Items from an interface collection:

########################################

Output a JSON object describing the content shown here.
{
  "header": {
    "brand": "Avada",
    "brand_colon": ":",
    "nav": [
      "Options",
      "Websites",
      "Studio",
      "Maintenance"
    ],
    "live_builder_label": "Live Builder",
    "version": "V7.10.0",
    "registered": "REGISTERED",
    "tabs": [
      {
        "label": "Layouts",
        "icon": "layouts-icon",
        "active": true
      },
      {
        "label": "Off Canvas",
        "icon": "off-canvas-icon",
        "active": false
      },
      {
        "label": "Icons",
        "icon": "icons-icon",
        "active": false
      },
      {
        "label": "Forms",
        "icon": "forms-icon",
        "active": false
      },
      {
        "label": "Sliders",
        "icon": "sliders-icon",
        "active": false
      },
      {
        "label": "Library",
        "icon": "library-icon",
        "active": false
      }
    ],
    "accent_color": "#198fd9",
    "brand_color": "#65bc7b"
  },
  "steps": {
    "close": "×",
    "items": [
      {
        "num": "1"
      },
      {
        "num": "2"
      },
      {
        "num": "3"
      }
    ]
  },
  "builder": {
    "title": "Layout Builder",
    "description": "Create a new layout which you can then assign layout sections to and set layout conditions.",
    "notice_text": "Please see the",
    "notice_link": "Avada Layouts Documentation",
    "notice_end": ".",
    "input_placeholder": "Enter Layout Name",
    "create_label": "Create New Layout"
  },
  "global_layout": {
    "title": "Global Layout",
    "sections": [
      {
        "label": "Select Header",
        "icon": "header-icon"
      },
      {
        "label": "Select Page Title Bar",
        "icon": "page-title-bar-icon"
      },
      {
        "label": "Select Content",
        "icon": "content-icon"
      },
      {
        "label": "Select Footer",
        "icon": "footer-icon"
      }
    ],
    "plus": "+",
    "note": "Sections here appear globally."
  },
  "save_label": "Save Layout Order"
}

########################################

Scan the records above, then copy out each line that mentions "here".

Output a JSON object describing the content shown here.
    "note": "Sections here appear globally."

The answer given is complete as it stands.